> **Exercise**: This exercise asks for the entries to be repeated exactly, without their images.

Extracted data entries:

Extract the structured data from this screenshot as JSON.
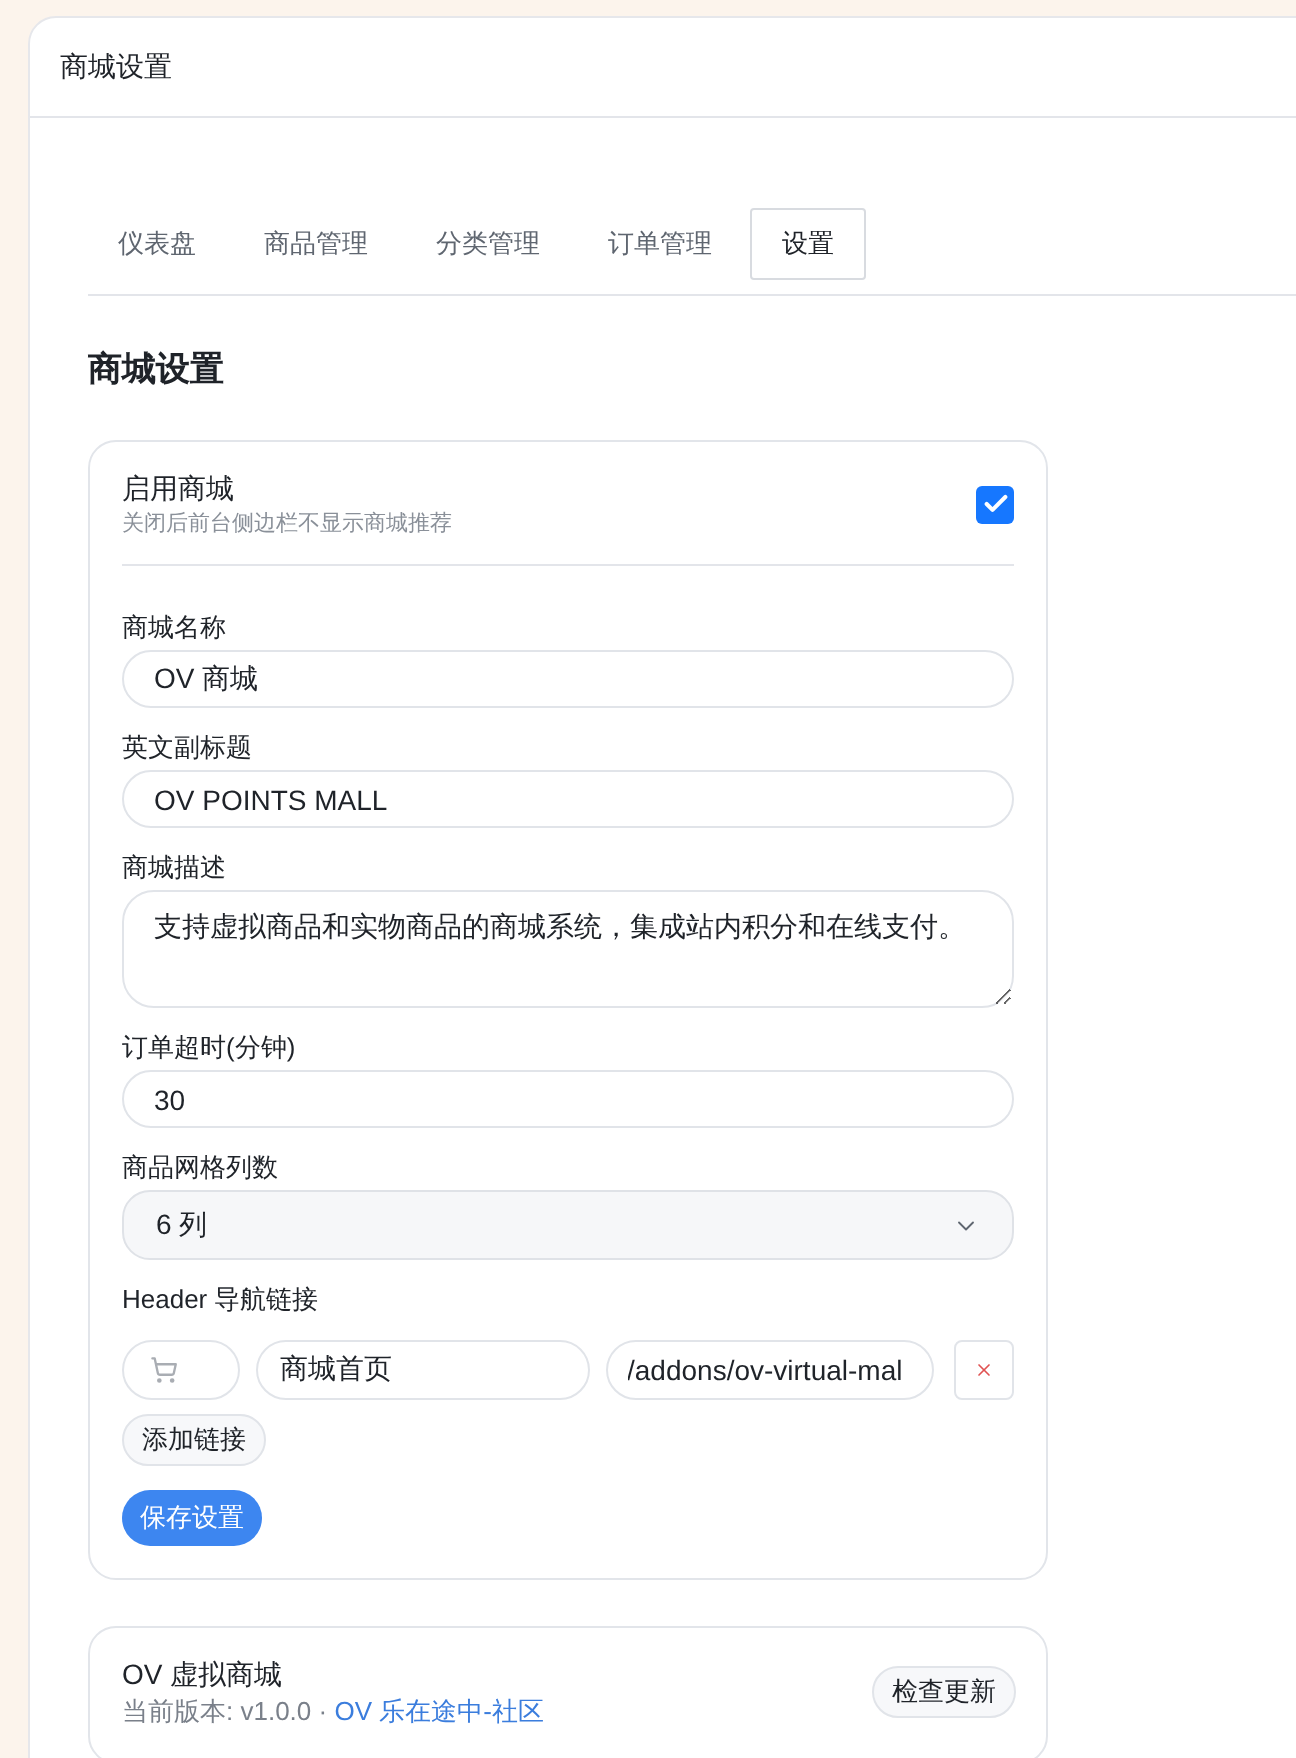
{
  "page": {
    "title": "商城设置"
  },
  "tabs": [
    {
      "label": "仪表盘",
      "selected": false
    },
    {
      "label": "商品管理",
      "selected": false
    },
    {
      "label": "分类管理",
      "selected": false
    },
    {
      "label": "订单管理",
      "selected": false
    },
    {
      "label": "设置",
      "selected": true
    }
  ],
  "section_title": "商城设置",
  "settings_card": {
    "enable": {
      "label": "启用商城",
      "description": "关闭后前台侧边栏不显示商城推荐",
      "checked": true
    },
    "fields": [
      {
        "kind": "text",
        "label": "商城名称",
        "value": "OV 商城"
      },
      {
        "kind": "text",
        "label": "英文副标题",
        "value": "OV POINTS MALL"
      },
      {
        "kind": "textarea",
        "label": "商城描述",
        "value": "支持虚拟商品和实物商品的商城系统，集成站内积分和在线支付。"
      },
      {
        "kind": "text",
        "label": "订单超时(分钟)",
        "value": "30"
      },
      {
        "kind": "select",
        "label": "商品网格列数",
        "value": "6 列"
      }
    ],
    "nav_links": {
      "label": "Header 导航链接",
      "links": [
        {
          "name": "商城首页",
          "url": "/addons/ov-virtual-mal"
        }
      ],
      "add_button": "添加链接"
    },
    "save_button": "保存设置"
  },
  "about_card": {
    "name": "OV 虚拟商城",
    "version": "当前版本: v1.0.0 ·",
    "link": "OV 乐在途中-社区",
    "button": "检查更新"
  }
}
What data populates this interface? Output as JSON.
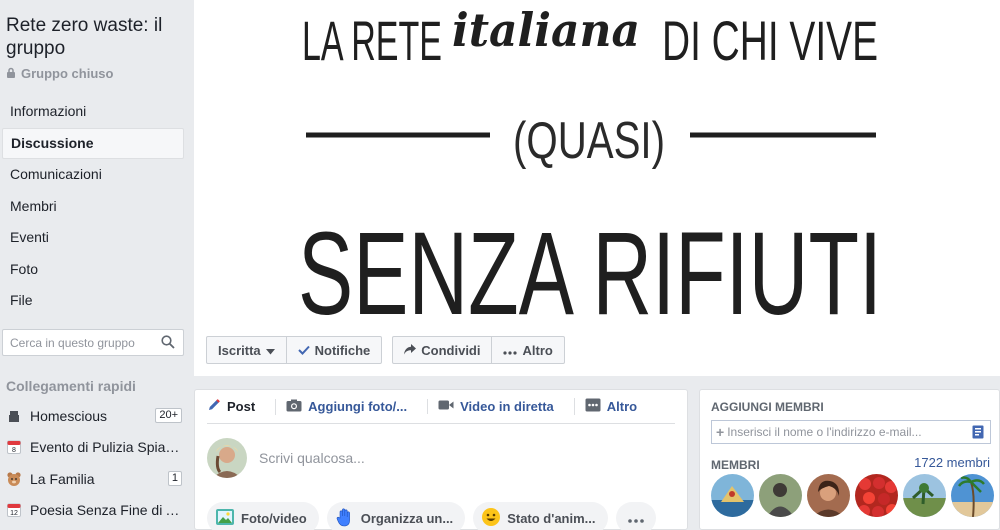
{
  "group": {
    "title": "Rete zero waste: il gruppo",
    "privacy": "Gruppo chiuso"
  },
  "nav": {
    "items": [
      {
        "label": "Informazioni"
      },
      {
        "label": "Discussione"
      },
      {
        "label": "Comunicazioni"
      },
      {
        "label": "Membri"
      },
      {
        "label": "Eventi"
      },
      {
        "label": "Foto"
      },
      {
        "label": "File"
      }
    ]
  },
  "search": {
    "placeholder": "Cerca in questo gruppo"
  },
  "quick_links": {
    "heading": "Collegamenti rapidi",
    "items": [
      {
        "label": "Homescious",
        "badge": "20+",
        "icon": "group-icon"
      },
      {
        "label": "Evento di Pulizia Spiag...",
        "badge": "",
        "icon": "calendar-icon",
        "cal_day": "8"
      },
      {
        "label": "La Familia",
        "badge": "1",
        "icon": "bear-icon"
      },
      {
        "label": "Poesia Senza Fine di A...",
        "badge": "",
        "icon": "calendar-icon",
        "cal_day": "12"
      }
    ]
  },
  "cover": {
    "line1_a": "LA RETE",
    "line1_b": "italiana",
    "line1_c": "DI CHI VIVE",
    "line2": "(QUASI)",
    "line3": "SENZA RIFIUTI",
    "buttons": {
      "joined": "Iscritta",
      "notifications": "Notifiche",
      "share": "Condividi",
      "more": "Altro"
    }
  },
  "composer": {
    "tabs": {
      "post": "Post",
      "photo": "Aggiungi foto/...",
      "live": "Video in diretta",
      "more": "Altro"
    },
    "placeholder": "Scrivi qualcosa...",
    "chips": {
      "photo_video": "Foto/video",
      "organize": "Organizza un...",
      "feeling": "Stato d'anim..."
    }
  },
  "members": {
    "add_heading": "AGGIUNGI MEMBRI",
    "add_placeholder": "Inserisci il nome o l'indirizzo e-mail...",
    "heading": "MEMBRI",
    "count": "1722 membri"
  },
  "colors": {
    "accent": "#4267b2",
    "link": "#365899",
    "background": "#e9ebee"
  }
}
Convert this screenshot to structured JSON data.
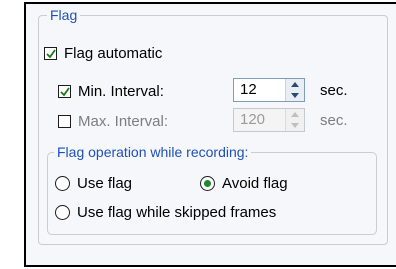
{
  "flag_group": {
    "title": "Flag",
    "flag_automatic": {
      "label": "Flag automatic",
      "checked": true
    },
    "min_interval": {
      "label": "Min. Interval:",
      "checked": true,
      "value": "12",
      "unit": "sec.",
      "enabled": true
    },
    "max_interval": {
      "label": "Max. Interval:",
      "checked": false,
      "value": "120",
      "unit": "sec.",
      "enabled": false
    },
    "operation": {
      "title": "Flag operation while recording:",
      "use_flag": {
        "label": "Use flag",
        "selected": false
      },
      "avoid_flag": {
        "label": "Avoid flag",
        "selected": true
      },
      "use_flag_skipped": {
        "label": "Use flag while skipped frames",
        "selected": false
      }
    }
  },
  "colors": {
    "legend": "#1f4fb8",
    "radio_dot": "#1b8a2e",
    "disabled_text": "#7d7d7d"
  }
}
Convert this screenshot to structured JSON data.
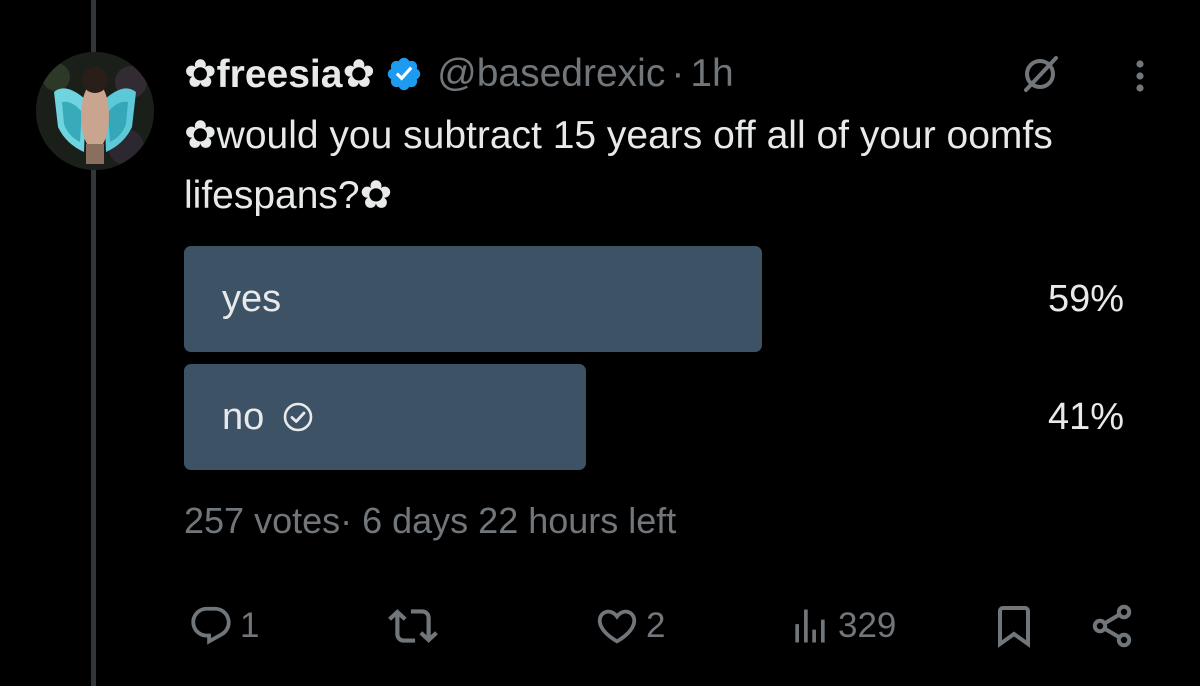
{
  "tweet": {
    "display_name": "✿freesia✿",
    "handle": "@basedrexic",
    "separator": "·",
    "time": "1h",
    "text": "✿would you subtract 15 years off all of your oomfs lifespans?✿",
    "colors": {
      "background": "#000000",
      "text": "#e7e9ea",
      "muted": "#71767b",
      "verified": "#1d9bf0",
      "poll_bar": "#3e5265"
    },
    "icons": {
      "verified": "verified-badge-icon",
      "grok": "grok-icon",
      "more": "more-vertical-icon"
    }
  },
  "poll": {
    "options": [
      {
        "label": "yes",
        "percent_text": "59%",
        "fraction": 0.59,
        "selected": false
      },
      {
        "label": "no",
        "percent_text": "41%",
        "fraction": 0.41,
        "selected": true
      }
    ],
    "meta": "257 votes· 6 days 22 hours left"
  },
  "actions": {
    "reply_count": "1",
    "retweet_count": "",
    "like_count": "2",
    "views_count": "329",
    "icons": [
      "reply-icon",
      "retweet-icon",
      "like-icon",
      "views-icon",
      "bookmark-icon",
      "share-icon"
    ]
  }
}
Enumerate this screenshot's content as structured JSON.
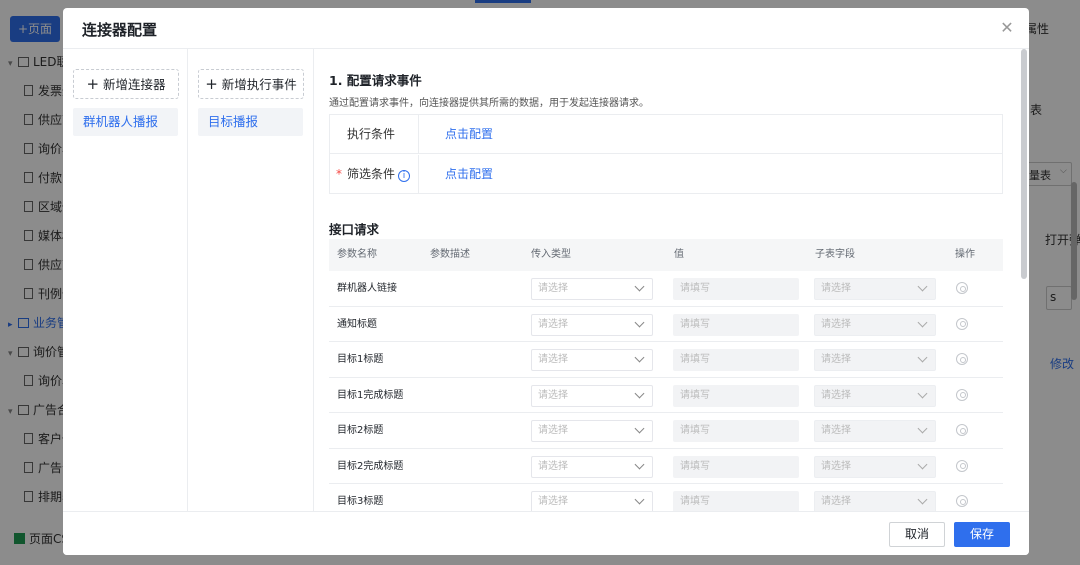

> **Written answer**:
Extract the structured data from this screenshot as JSON.
{
  "page": {
    "title": "商城设置"
  },
  "tabs": [
    {
      "label": "仪表盘",
      "selected": false
    },
    {
      "label": "商品管理",
      "selected": false
    },
    {
      "label": "分类管理",
      "selected": false
    },
    {
      "label": "订单管理",
      "selected": false
    },
    {
      "label": "设置",
      "selected": true
    }
  ],
  "section_title": "商城设置",
  "settings_card": {
    "enable": {
      "label": "启用商城",
      "description": "关闭后前台侧边栏不显示商城推荐",
      "checked": true
    },
    "fields": [
      {
        "kind": "text",
        "label": "商城名称",
        "value": "OV 商城"
      },
      {
        "kind": "text",
        "label": "英文副标题",
        "value": "OV POINTS MALL"
      },
      {
        "kind": "textarea",
        "label": "商城描述",
        "value": "支持虚拟商品和实物商品的商城系统，集成站内积分和在线支付。"
      },
      {
        "kind": "text",
        "label": "订单超时(分钟)",
        "value": "30"
      },
      {
        "kind": "select",
        "label": "商品网格列数",
        "value": "6 列"
      }
    ],
    "nav_links": {
      "label": "Header 导航链接",
      "links": [
        {
          "name": "商城首页",
          "url": "/addons/ov-virtual-mal"
        }
      ],
      "add_button": "添加链接"
    },
    "save_button": "保存设置"
  },
  "about_card": {
    "name": "OV 虚拟商城",
    "version": "当前版本: v1.0.0 ·",
    "link": "OV 乐在途中-社区",
    "button": "检查更新"
  }
}
What data populates this interface? Output as JSON.
{
  "group": {
    "title": "Rete zero waste: il gruppo",
    "privacy": "Gruppo chiuso"
  },
  "nav": {
    "items": [
      {
        "label": "Informazioni"
      },
      {
        "label": "Discussione"
      },
      {
        "label": "Comunicazioni"
      },
      {
        "label": "Membri"
      },
      {
        "label": "Eventi"
      },
      {
        "label": "Foto"
      },
      {
        "label": "File"
      }
    ]
  },
  "search": {
    "placeholder": "Cerca in questo gruppo"
  },
  "quick_links": {
    "heading": "Collegamenti rapidi",
    "items": [
      {
        "label": "Homescious",
        "badge": "20+",
        "icon": "group-icon"
      },
      {
        "label": "Evento di Pulizia Spiag...",
        "badge": "",
        "icon": "calendar-icon",
        "cal_day": "8"
      },
      {
        "label": "La Familia",
        "badge": "1",
        "icon": "bear-icon"
      },
      {
        "label": "Poesia Senza Fine di A...",
        "badge": "",
        "icon": "calendar-icon",
        "cal_day": "12"
      }
    ]
  },
  "cover": {
    "line1_a": "LA RETE",
    "line1_b": "italiana",
    "line1_c": "DI CHI VIVE",
    "line2": "(QUASI)",
    "line3": "SENZA RIFIUTI",
    "buttons": {
      "joined": "Iscritta",
      "notifications": "Notifiche",
      "share": "Condividi",
      "more": "Altro"
    }
  },
  "composer": {
    "tabs": {
      "post": "Post",
      "photo": "Aggiungi foto/...",
      "live": "Video in diretta",
      "more": "Altro"
    },
    "placeholder": "Scrivi qualcosa...",
    "chips": {
      "photo_video": "Foto/video",
      "organize": "Organizza un...",
      "feeling": "Stato d'anim..."
    }
  },
  "members": {
    "add_heading": "AGGIUNGI MEMBRI",
    "add_placeholder": "Inserisci il nome o l'indirizzo e-mail...",
    "heading": "MEMBRI",
    "count": "1722 membri"
  },
  "colors": {
    "accent": "#4267b2",
    "link": "#365899",
    "background": "#e9ebee"
  }
}
Convert this screenshot to structured JSON data.
{
  "flag_group": {
    "title": "Flag",
    "flag_automatic": {
      "label": "Flag automatic",
      "checked": true
    },
    "min_interval": {
      "label": "Min. Interval:",
      "checked": true,
      "value": "12",
      "unit": "sec.",
      "enabled": true
    },
    "max_interval": {
      "label": "Max. Interval:",
      "checked": false,
      "value": "120",
      "unit": "sec.",
      "enabled": false
    },
    "operation": {
      "title": "Flag operation while recording:",
      "use_flag": {
        "label": "Use flag",
        "selected": false
      },
      "avoid_flag": {
        "label": "Avoid flag",
        "selected": true
      },
      "use_flag_skipped": {
        "label": "Use flag while skipped frames",
        "selected": false
      }
    }
  },
  "colors": {
    "legend": "#1f4fb8",
    "radio_dot": "#1b8a2e",
    "disabled_text": "#7d7d7d"
  }
}
Convert this screenshot to structured JSON data.
{
  "tweet": {
    "display_name": "✿freesia✿",
    "handle": "@basedrexic",
    "separator": "·",
    "time": "1h",
    "text": "✿would you subtract 15 years off all of your oomfs lifespans?✿",
    "colors": {
      "background": "#000000",
      "text": "#e7e9ea",
      "muted": "#71767b",
      "verified": "#1d9bf0",
      "poll_bar": "#3e5265"
    },
    "icons": {
      "verified": "verified-badge-icon",
      "grok": "grok-icon",
      "more": "more-vertical-icon"
    }
  },
  "poll": {
    "options": [
      {
        "label": "yes",
        "percent_text": "59%",
        "fraction": 0.59,
        "selected": false
      },
      {
        "label": "no",
        "percent_text": "41%",
        "fraction": 0.41,
        "selected": true
      }
    ],
    "meta": "257 votes· 6 days 22 hours left"
  },
  "actions": {
    "reply_count": "1",
    "retweet_count": "",
    "like_count": "2",
    "views_count": "329",
    "icons": [
      "reply-icon",
      "retweet-icon",
      "like-icon",
      "views-icon",
      "bookmark-icon",
      "share-icon"
    ]
  }
}
Enumerate this screenshot's content as structured JSON.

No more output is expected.